- [WHAT YOU NEED TO DO] Copy every line of the records that includes the word "JSON".

- [SOURCE DATA]
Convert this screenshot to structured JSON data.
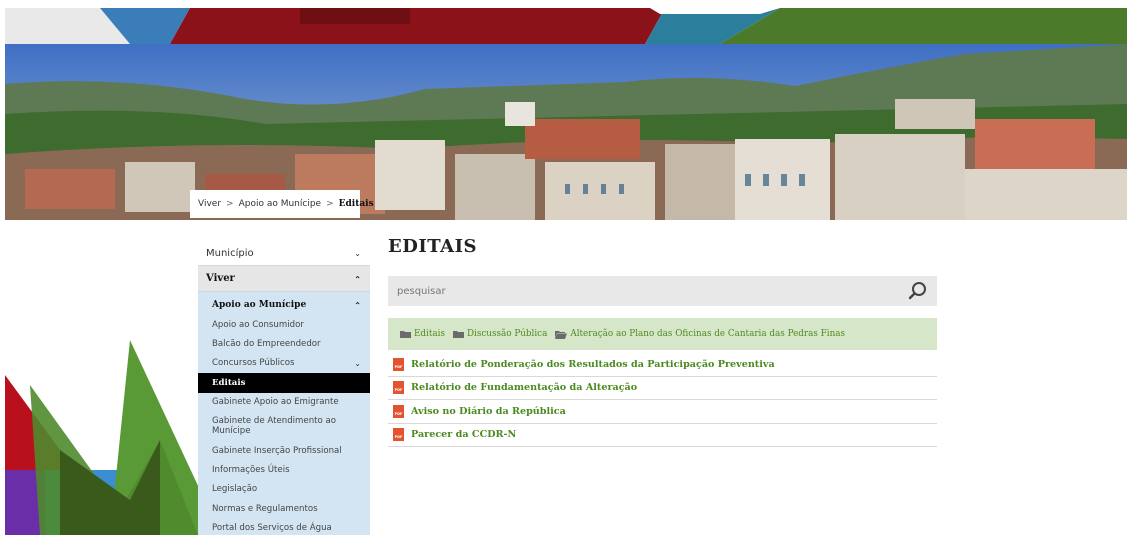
{
  "breadcrumb": {
    "items": [
      "Viver",
      "Apoio ao Munícipe"
    ],
    "current": "Editais"
  },
  "sidebar": {
    "top_items": [
      "Município",
      "Viver"
    ],
    "section": "Apoio ao Munícipe",
    "items": [
      "Apoio ao Consumidor",
      "Balcão do Empreendedor",
      "Concursos Públicos",
      "Editais",
      "Gabinete Apoio ao Emigrante",
      "Gabinete de Atendimento ao Munícipe",
      "Gabinete Inserção Profissional",
      "Informações Úteis",
      "Legislação",
      "Normas e Regulamentos",
      "Portal dos Serviços de Água"
    ],
    "active_item": "Editais"
  },
  "main": {
    "title": "EDITAIS",
    "search_placeholder": "pesquisar",
    "folders": [
      "Editais",
      "Discussão Pública",
      "Alteração ao Plano das Oficinas de Cantaria das Pedras Finas"
    ],
    "files": [
      "Relatório de Ponderação dos Resultados da Participação Preventiva",
      "Relatório de Fundamentação da Alteração",
      "Aviso no Diário da República",
      "Parecer da CCDR-N"
    ],
    "pdf_badge": "PDF"
  },
  "icons": {
    "search": "search-icon",
    "folder": "folder-icon",
    "open_folder": "folder-open-icon",
    "pdf": "pdf-icon",
    "chevron_down": "chevron-down-icon",
    "chevron_up": "chevron-up-icon"
  },
  "colors": {
    "green_link": "#4a8a1f",
    "folder_bar": "#d6e7c9",
    "sidebar_bg": "#d3e5f3",
    "active_bg": "#000000",
    "pdf_red": "#e2542f"
  }
}
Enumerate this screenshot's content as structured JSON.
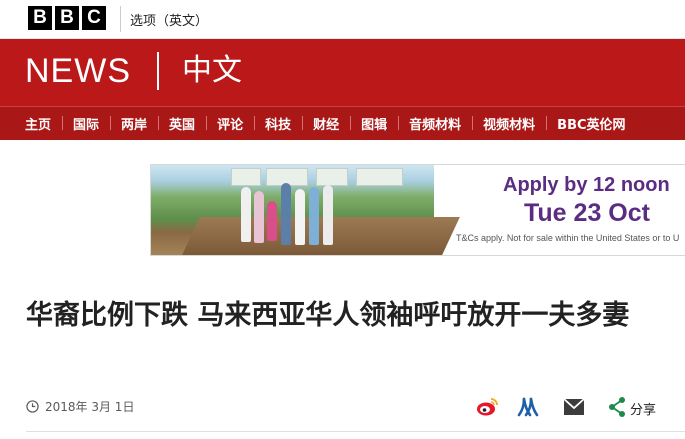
{
  "topbar": {
    "logo_letters": [
      "B",
      "B",
      "C"
    ],
    "language_link": "选项（英文）"
  },
  "header": {
    "news_word": "NEWS",
    "section_zh": "中文"
  },
  "nav": {
    "items": [
      "主页",
      "国际",
      "两岸",
      "英国",
      "评论",
      "科技",
      "财经",
      "图辑",
      "音频材料",
      "视频材料",
      "BBC英伦网"
    ]
  },
  "ad": {
    "line1": "Apply by 12 noon",
    "line2": "Tue 23 Oct",
    "disclaimer": "T&Cs apply. Not for sale within the United States or to U"
  },
  "article": {
    "headline": "华裔比例下跌 马来西亚华人领袖呼吁放开一夫多妻",
    "date": "2018年 3月 1日"
  },
  "share": {
    "label": "分享",
    "icons": [
      "weibo-icon",
      "renren-icon",
      "email-icon",
      "share-icon"
    ]
  },
  "colors": {
    "brand_red": "#bb1919",
    "nav_red": "#a91717",
    "ad_purple": "#5a2d82",
    "share_green": "#1d8a4b"
  }
}
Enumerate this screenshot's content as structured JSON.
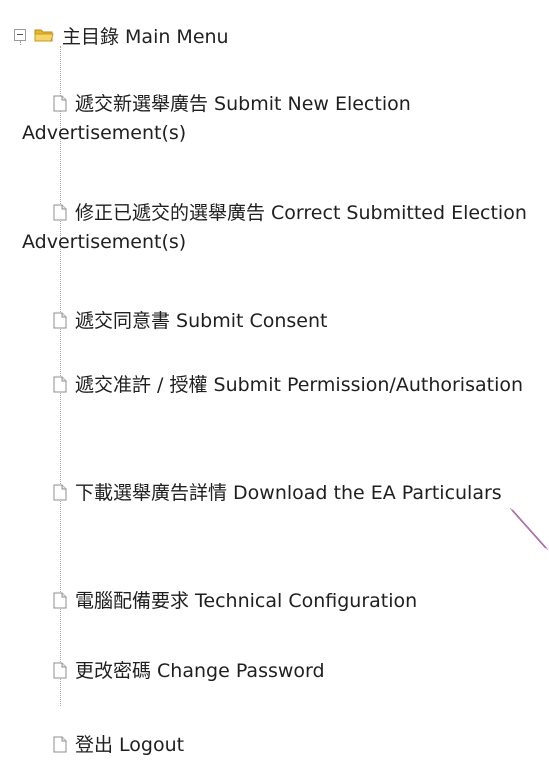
{
  "root": {
    "label": "主目錄 Main Menu",
    "icon": "folder-open-icon",
    "folder_color": "#f3c94d"
  },
  "items": [
    {
      "label": "遞交新選舉廣告 Submit New Election Advertisement(s)",
      "icon": "document-icon"
    },
    {
      "label": "修正已遞交的選舉廣告 Correct Submitted Election Advertisement(s)",
      "icon": "document-icon"
    },
    {
      "label": "遞交同意書 Submit Consent",
      "icon": "document-icon"
    },
    {
      "label": "遞交准許 / 授權 Submit Permission/Authorisation",
      "icon": "document-icon"
    },
    {
      "label": "下載選舉廣告詳情 Download the EA Particulars",
      "icon": "document-icon"
    },
    {
      "label": "電腦配備要求 Technical Configuration",
      "icon": "document-icon"
    },
    {
      "label": "更改密碼 Change Password",
      "icon": "document-icon"
    },
    {
      "label": "登出 Logout",
      "icon": "document-icon"
    }
  ],
  "colors": {
    "text": "#1f1f1f",
    "tree_line": "#a8a8a8",
    "arrow": "#7a2a78"
  }
}
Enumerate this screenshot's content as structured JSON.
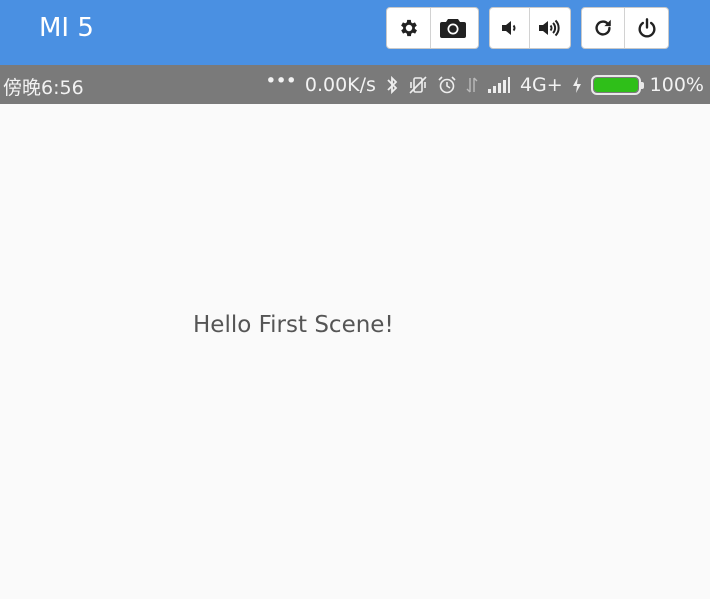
{
  "toolbar": {
    "device_name": "MI 5",
    "groups": [
      {
        "buttons": [
          {
            "icon": "gear-icon"
          },
          {
            "icon": "camera-icon"
          }
        ]
      },
      {
        "buttons": [
          {
            "icon": "volume-down-icon"
          },
          {
            "icon": "volume-up-icon"
          }
        ]
      },
      {
        "buttons": [
          {
            "icon": "rotate-icon"
          },
          {
            "icon": "power-icon"
          }
        ]
      }
    ],
    "accent_color": "#4a90e2"
  },
  "status_bar": {
    "time": "傍晚6:56",
    "dots": "•••",
    "network_speed": "0.00K/s",
    "network_type": "4G+",
    "battery_percent_text": "100%",
    "battery_level": 1.0,
    "battery_color": "#2fbf19",
    "icons": [
      "bluetooth-icon",
      "vibrate-off-icon",
      "alarm-icon",
      "data-transfer-icon",
      "signal-icon",
      "charging-icon",
      "battery-icon"
    ]
  },
  "screen": {
    "message": "Hello First Scene!"
  }
}
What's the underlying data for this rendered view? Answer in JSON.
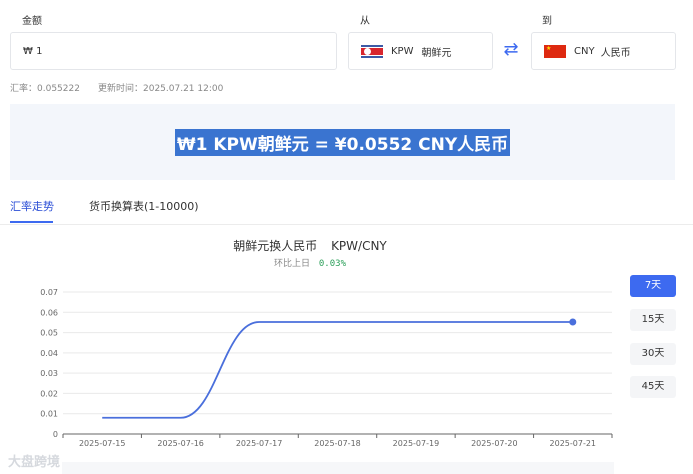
{
  "converter": {
    "amount_label": "金额",
    "amount_value": "₩ 1",
    "from_label": "从",
    "from_code": "KPW",
    "from_name": "朝鲜元",
    "to_label": "到",
    "to_code": "CNY",
    "to_name": "人民币"
  },
  "meta": {
    "rate_text": "汇率：0.055222",
    "updated_text": "更新时间：2025.07.21 12:00"
  },
  "result": {
    "text": "₩1 KPW朝鲜元 = ¥0.0552 CNY人民币"
  },
  "tabs": [
    {
      "label": "汇率走势",
      "active": true
    },
    {
      "label": "货币换算表(1-10000)",
      "active": false
    }
  ],
  "chart_header": {
    "title": "朝鲜元换人民币",
    "pair": "KPW/CNY",
    "change_label": "环比上日",
    "change_value": "0.03%"
  },
  "range_buttons": [
    {
      "label": "7天",
      "active": true
    },
    {
      "label": "15天",
      "active": false
    },
    {
      "label": "30天",
      "active": false
    },
    {
      "label": "45天",
      "active": false
    }
  ],
  "chart_data": {
    "type": "line",
    "x": [
      "2025-07-15",
      "2025-07-16",
      "2025-07-17",
      "2025-07-18",
      "2025-07-19",
      "2025-07-20",
      "2025-07-21"
    ],
    "series": [
      {
        "values": [
          0.008,
          0.008,
          0.0552,
          0.0552,
          0.0552,
          0.0552,
          0.0552
        ]
      }
    ],
    "ylim": [
      0,
      0.07
    ],
    "yticks": [
      "0",
      "0.01",
      "0.02",
      "0.03",
      "0.04",
      "0.05",
      "0.06",
      "0.07"
    ],
    "grid": true,
    "line_color": "#4a6fdc"
  },
  "watermark": "大盘跨境"
}
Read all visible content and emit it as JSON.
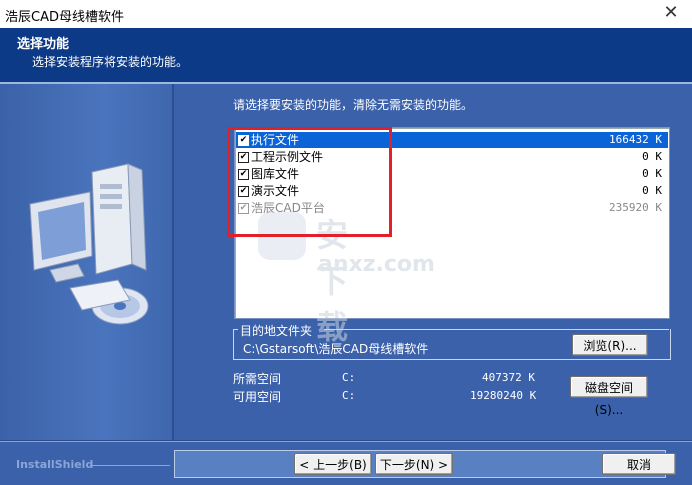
{
  "window": {
    "title": "浩辰CAD母线槽软件",
    "close_glyph": "✕"
  },
  "header": {
    "title": "选择功能",
    "subtitle": "选择安装程序将安装的功能。"
  },
  "main": {
    "instruction": "请选择要安装的功能，清除无需安装的功能。",
    "features": [
      {
        "name": "执行文件",
        "size": "166432 K",
        "checked": true,
        "selected": true,
        "disabled": false
      },
      {
        "name": "工程示例文件",
        "size": "0 K",
        "checked": true,
        "selected": false,
        "disabled": false
      },
      {
        "name": "图库文件",
        "size": "0 K",
        "checked": true,
        "selected": false,
        "disabled": false
      },
      {
        "name": "演示文件",
        "size": "0 K",
        "checked": true,
        "selected": false,
        "disabled": false
      },
      {
        "name": "浩辰CAD平台",
        "size": "235920 K",
        "checked": true,
        "selected": false,
        "disabled": true
      }
    ],
    "check_glyph": "✔",
    "dest_group_label": "目的地文件夹",
    "dest_path": "C:\\Gstarsoft\\浩辰CAD母线槽软件",
    "browse_button": "浏览(R)...",
    "required_label": "所需空间",
    "required_drive": "C:",
    "required_value": "407372 K",
    "available_label": "可用空间",
    "available_drive": "C:",
    "available_value": "19280240 K",
    "disk_space_button": "磁盘空间(S)..."
  },
  "watermark": {
    "text_cn": "安下载",
    "text_en": "anxz.com"
  },
  "footer": {
    "brand": "InstallShield",
    "back_button": "< 上一步(B)",
    "next_button": "下一步(N) >",
    "cancel_button": "取消"
  },
  "colors": {
    "background": "#3a61a9",
    "header": "#0d3a86",
    "selection": "#0a64d8",
    "highlight_box": "#e2202a"
  }
}
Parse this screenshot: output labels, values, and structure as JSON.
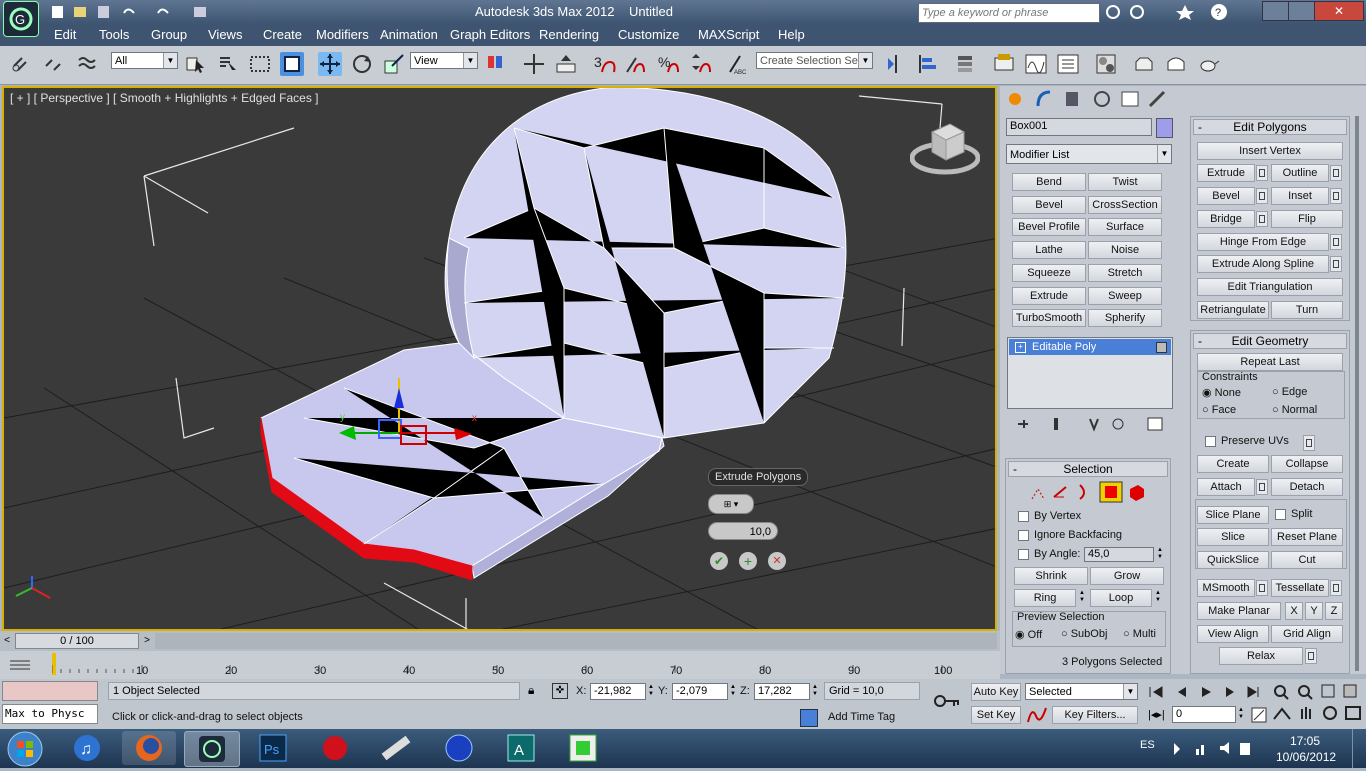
{
  "window": {
    "app_title": "Autodesk 3ds Max  2012",
    "doc_title": "Untitled",
    "search_placeholder": "Type a keyword or phrase"
  },
  "menu": [
    "Edit",
    "Tools",
    "Group",
    "Views",
    "Create",
    "Modifiers",
    "Animation",
    "Graph Editors",
    "Rendering",
    "Customize",
    "MAXScript",
    "Help"
  ],
  "toolbar": {
    "filter_value": "All",
    "refcoord_value": "View",
    "selection_set_value": "Create Selection Se",
    "snap_labels": [
      "3",
      "%"
    ]
  },
  "viewport": {
    "label": "[ + ] [ Perspective ] [ Smooth + Highlights + Edged Faces ]",
    "caddy_title": "Extrude Polygons",
    "caddy_value": "10,0",
    "axis_x": "x",
    "axis_y": "y"
  },
  "command_panel": {
    "object_name": "Box001",
    "modifier_list_label": "Modifier List",
    "modifier_buttons": [
      "Bend",
      "Twist",
      "Bevel",
      "CrossSection",
      "Bevel Profile",
      "Surface",
      "Lathe",
      "Noise",
      "Squeeze",
      "Stretch",
      "Extrude",
      "Sweep",
      "TurboSmooth",
      "Spherify"
    ],
    "stack_item": "Editable Poly",
    "selection": {
      "title": "Selection",
      "by_vertex": "By Vertex",
      "ignore_backfacing": "Ignore Backfacing",
      "by_angle": "By Angle:",
      "angle_value": "45,0",
      "shrink": "Shrink",
      "grow": "Grow",
      "ring": "Ring",
      "loop": "Loop",
      "preview_title": "Preview Selection",
      "preview_off": "Off",
      "preview_subobj": "SubObj",
      "preview_multi": "Multi",
      "status": "3 Polygons Selected"
    },
    "edit_polygons": {
      "title": "Edit Polygons",
      "insert_vertex": "Insert Vertex",
      "extrude": "Extrude",
      "outline": "Outline",
      "bevel": "Bevel",
      "inset": "Inset",
      "bridge": "Bridge",
      "flip": "Flip",
      "hinge": "Hinge From Edge",
      "extrude_spline": "Extrude Along Spline",
      "edit_tri": "Edit Triangulation",
      "retri": "Retriangulate",
      "turn": "Turn"
    },
    "edit_geometry": {
      "title": "Edit Geometry",
      "repeat_last": "Repeat Last",
      "constraints": "Constraints",
      "none": "None",
      "edge": "Edge",
      "face": "Face",
      "normal": "Normal",
      "preserve_uvs": "Preserve UVs",
      "create": "Create",
      "collapse": "Collapse",
      "attach": "Attach",
      "detach": "Detach",
      "slice_plane": "Slice Plane",
      "split": "Split",
      "slice": "Slice",
      "reset_plane": "Reset Plane",
      "quickslice": "QuickSlice",
      "cut": "Cut",
      "msmooth": "MSmooth",
      "tessellate": "Tessellate",
      "make_planar": "Make Planar",
      "x": "X",
      "y": "Y",
      "z": "Z",
      "view_align": "View Align",
      "grid_align": "Grid Align",
      "relax": "Relax"
    }
  },
  "timeline": {
    "frame_counter": "0 / 100",
    "ticks": [
      "10",
      "20",
      "30",
      "40",
      "50",
      "60",
      "70",
      "80",
      "90",
      "100"
    ]
  },
  "status": {
    "maxscript_text": "Max to Physc",
    "objects_selected": "1 Object Selected",
    "prompt": "Click or click-and-drag to select objects",
    "x_label": "X:",
    "x_value": "-21,982",
    "y_label": "Y:",
    "y_value": "-2,079",
    "z_label": "Z:",
    "z_value": "17,282",
    "grid": "Grid = 10,0",
    "add_time_tag": "Add Time Tag",
    "auto_key": "Auto Key",
    "set_key": "Set Key",
    "selected_value": "Selected",
    "key_filters": "Key Filters...",
    "frame_value": "0"
  },
  "taskbar": {
    "language": "ES",
    "time": "17:05",
    "date": "10/06/2012"
  },
  "colors": {
    "selection_red": "#e8000d",
    "mesh_face": "#c9c9f0",
    "viewport_bg": "#3a3a3a",
    "active_border": "#d9b000"
  }
}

- [SOLVED EXERCISE]
Convert this screenshot to structured JSON data.
Enumerate this screenshot's content as structured JSON.
Enumerate this screenshot's content as structured JSON.
Enumerate this screenshot's content as structured JSON.
What's the underlying data for this rendered view? Answer in JSON.
Read all visible content and emit it as JSON.
Parse this screenshot: output labels, values, and structure as JSON.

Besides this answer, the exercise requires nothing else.